A biweekly column in which various contributors from both sides of prison walls explore common ground for effecting change.
My wish as a father is to live a fulfilled life filled with meaningful work, powerful relationships, and to leave a legacy that will take my son places that I have never been. The week of October 22, 2015 that wish came true.
Through this amazing partnership that I and my fellow incarcerated brothers have with the forward-thinking and courageous organization Voices for Racial Justice, me and my brothers’ voices were able to reach Congress. With help from Vina Kay, we organized a letter-writing campaign to the FCC asking for a cap on the cost of prison and county jail phone calls.
When I set out to do this work, my only intention was to join hands and lend my voice to all of the other leaders from our communities nationwide who have been fighting for prison phone justice.
My personal experience with this is that I have a 12-year-old son, also named Kevin, and I have been in prison for the last 11 years. If it was not for the time that we spend on the phone, I would not know him. I had no idea that this issue of disconnect between me and my son would bring us closer together.
I was presented with a great opportunity to do a phone interview with Steven Renderos from the Center for Media Justice, to tell my story of my struggle trying to stay connected to my family without putting them in debt from having to pay for my phone calls. The interview with my son and me was played for the FCC Commissioners and members of Congress.
The power of the truth moved the people in the room so much that the following week the Center for Media Justice invited my son to Washington D.C. to attend the FCC ruling on implementing a cap for prison phone rates, which was approved.
This was an amazing experience for my son and for me. My eyes have been incarcerated since I was 18, and I have not seen much of the world. It was a gift that, because of some of my efforts, my son’s eyes have seen things that I have never seen.
During my son’s stay in D.C., I was able to phone in and speak with U.S. Representative Keith Ellison. I told him my story of making a mistake at 18 and how I’ve spent the last 11 years paying my debt to society and trying to make amends.
Congressman Ellison went on to say that there is a place for me in the community, and when I get home I must contribute. His words of encouragement left me feeling affirmed and proud to be from such a loving and forgiving community. Congressman Ellison even offered my son a job in a couple of years.

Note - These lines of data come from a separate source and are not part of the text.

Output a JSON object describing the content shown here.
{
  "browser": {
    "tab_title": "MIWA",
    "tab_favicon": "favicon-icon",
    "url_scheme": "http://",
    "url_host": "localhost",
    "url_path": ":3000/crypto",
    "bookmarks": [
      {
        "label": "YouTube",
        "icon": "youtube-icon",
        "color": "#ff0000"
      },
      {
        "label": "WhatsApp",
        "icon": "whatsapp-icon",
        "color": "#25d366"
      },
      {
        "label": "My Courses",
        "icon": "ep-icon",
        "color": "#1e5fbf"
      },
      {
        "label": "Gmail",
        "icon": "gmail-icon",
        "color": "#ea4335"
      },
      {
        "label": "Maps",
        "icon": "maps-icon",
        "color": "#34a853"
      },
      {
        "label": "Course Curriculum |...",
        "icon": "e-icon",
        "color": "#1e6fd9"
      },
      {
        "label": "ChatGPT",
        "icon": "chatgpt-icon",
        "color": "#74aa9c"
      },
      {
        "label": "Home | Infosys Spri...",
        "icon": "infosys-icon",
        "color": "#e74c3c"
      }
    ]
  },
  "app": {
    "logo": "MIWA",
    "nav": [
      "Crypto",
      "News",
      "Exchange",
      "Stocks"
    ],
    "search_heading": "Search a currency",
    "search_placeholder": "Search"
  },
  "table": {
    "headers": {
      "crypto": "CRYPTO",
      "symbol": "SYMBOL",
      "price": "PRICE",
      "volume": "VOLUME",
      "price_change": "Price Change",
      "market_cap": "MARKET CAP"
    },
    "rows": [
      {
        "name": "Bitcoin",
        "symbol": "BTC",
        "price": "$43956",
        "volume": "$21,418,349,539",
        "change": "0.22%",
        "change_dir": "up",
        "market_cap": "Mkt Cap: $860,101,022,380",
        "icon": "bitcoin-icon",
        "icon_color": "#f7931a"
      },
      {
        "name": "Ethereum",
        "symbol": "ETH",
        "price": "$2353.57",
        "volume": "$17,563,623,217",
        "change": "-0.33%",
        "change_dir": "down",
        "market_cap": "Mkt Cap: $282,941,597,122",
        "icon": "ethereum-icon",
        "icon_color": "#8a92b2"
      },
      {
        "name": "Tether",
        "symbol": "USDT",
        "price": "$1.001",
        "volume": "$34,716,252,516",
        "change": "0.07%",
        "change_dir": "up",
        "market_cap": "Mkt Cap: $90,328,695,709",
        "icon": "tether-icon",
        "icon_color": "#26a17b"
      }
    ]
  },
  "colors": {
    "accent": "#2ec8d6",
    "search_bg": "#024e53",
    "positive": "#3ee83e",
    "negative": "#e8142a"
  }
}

After all the interviews and meetings, my son spent his last day in D.C. sightseeing with his mom and Vina Kay (who came to D.C. from New York to be there with my son). I called him and I heard the excitement in his voice from seeing things he has never seen before. At that moment, what I felt reminded me of a James Baldwin quote: “My dungeon shook and my chains fell off.”
Thanks to my dear friend Vina Kay and the entire Voices for Racial Justice family for being my BRIDGE back to my community. Thanks to Dr. Artika Tyner for your brave and tireless commitment to prison phone justice. Special thanks to Steven Renderos and the Center for Media Justice for providing me and my son the opportunity. You guys are amazing and I am eternally grateful.
Yes, progress was made, but there is still so much work to be done. Mass incarceration still has our communities depleted of husbands and fathers. Stay tuned for our 2016 Agenda for Prison Reform.
Kevin Reese is a participant in Voices for Racial Justice’s “Bridging the Gap” partnership. Reader responses are welcome to email@example.com. To learn more about the organization’s work, visit www.voicesforracialjustice.org.